#### LISTED ENTRIES

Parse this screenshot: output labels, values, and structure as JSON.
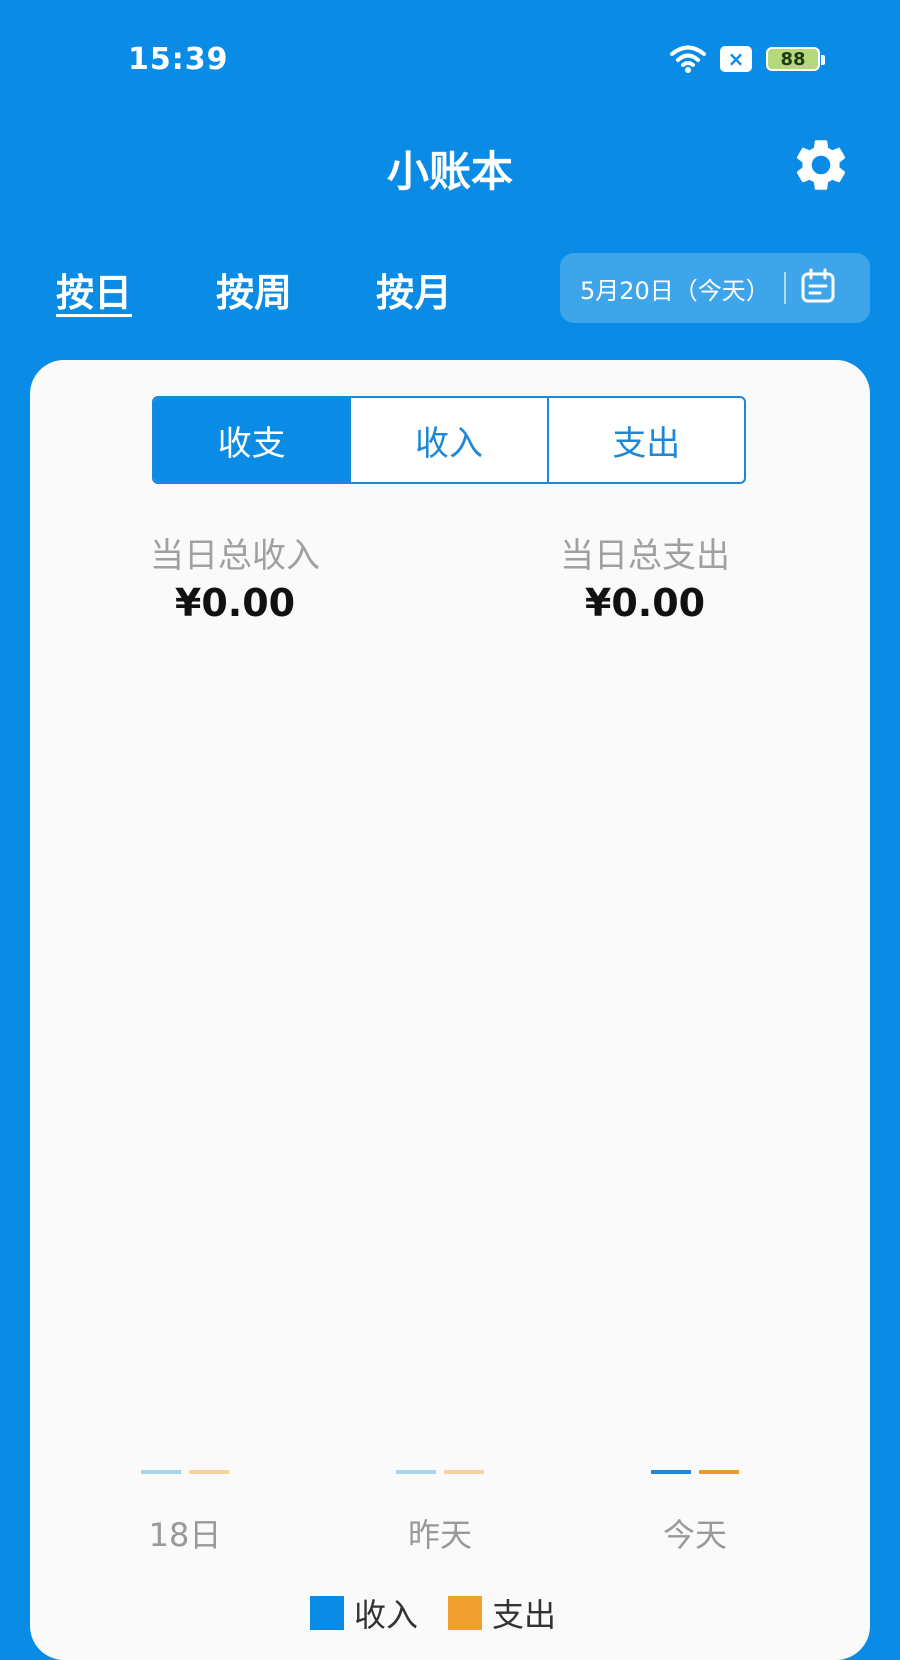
{
  "status_bar": {
    "time": "15:39",
    "battery": "88",
    "sim_icon": "sim-x-icon"
  },
  "app": {
    "title": "小账本"
  },
  "period_tabs": [
    {
      "label": "按日",
      "active": true
    },
    {
      "label": "按周",
      "active": false
    },
    {
      "label": "按月",
      "active": false
    }
  ],
  "date_picker": {
    "label": "5月20日（今天）",
    "icon": "calendar-icon"
  },
  "segment": [
    {
      "label": "收支",
      "active": true
    },
    {
      "label": "收入",
      "active": false
    },
    {
      "label": "支出",
      "active": false
    }
  ],
  "summary": {
    "income_label": "当日总收入",
    "income_value": "¥0.00",
    "expense_label": "当日总支出",
    "expense_value": "¥0.00"
  },
  "chart_data": {
    "type": "bar",
    "categories": [
      "18日",
      "昨天",
      "今天"
    ],
    "series": [
      {
        "name": "收入",
        "values": [
          0,
          0,
          0
        ]
      },
      {
        "name": "支出",
        "values": [
          0,
          0,
          0
        ]
      }
    ],
    "colors": {
      "income_faded": "#a8d4ec",
      "expense_faded": "#f6d39a",
      "income": "#1e88d8",
      "expense": "#e89a2e"
    },
    "legend_position": "bottom"
  },
  "legend": [
    {
      "label": "收入",
      "color": "#0a8ce6"
    },
    {
      "label": "支出",
      "color": "#f0a030"
    }
  ],
  "colors": {
    "primary": "#0a8ce6",
    "card_bg": "#fafafa"
  }
}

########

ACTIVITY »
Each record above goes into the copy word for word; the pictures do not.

PROBLEM SOLUTION »
Parse this screenshot: output labels, values, and structure as JSON.
{
  "status_bar": {
    "time": "15:39",
    "battery": "88",
    "sim_icon": "sim-x-icon"
  },
  "app": {
    "title": "小账本"
  },
  "period_tabs": [
    {
      "label": "按日",
      "active": true
    },
    {
      "label": "按周",
      "active": false
    },
    {
      "label": "按月",
      "active": false
    }
  ],
  "date_picker": {
    "label": "5月20日（今天）",
    "icon": "calendar-icon"
  },
  "segment": [
    {
      "label": "收支",
      "active": true
    },
    {
      "label": "收入",
      "active": false
    },
    {
      "label": "支出",
      "active": false
    }
  ],
  "summary": {
    "income_label": "当日总收入",
    "income_value": "¥0.00",
    "expense_label": "当日总支出",
    "expense_value": "¥0.00"
  },
  "chart_data": {
    "type": "bar",
    "categories": [
      "18日",
      "昨天",
      "今天"
    ],
    "series": [
      {
        "name": "收入",
        "values": [
          0,
          0,
          0
        ]
      },
      {
        "name": "支出",
        "values": [
          0,
          0,
          0
        ]
      }
    ],
    "colors": {
      "income_faded": "#a8d4ec",
      "expense_faded": "#f6d39a",
      "income": "#1e88d8",
      "expense": "#e89a2e"
    },
    "legend_position": "bottom"
  },
  "legend": [
    {
      "label": "收入",
      "color": "#0a8ce6"
    },
    {
      "label": "支出",
      "color": "#f0a030"
    }
  ],
  "colors": {
    "primary": "#0a8ce6",
    "card_bg": "#fafafa"
  }
}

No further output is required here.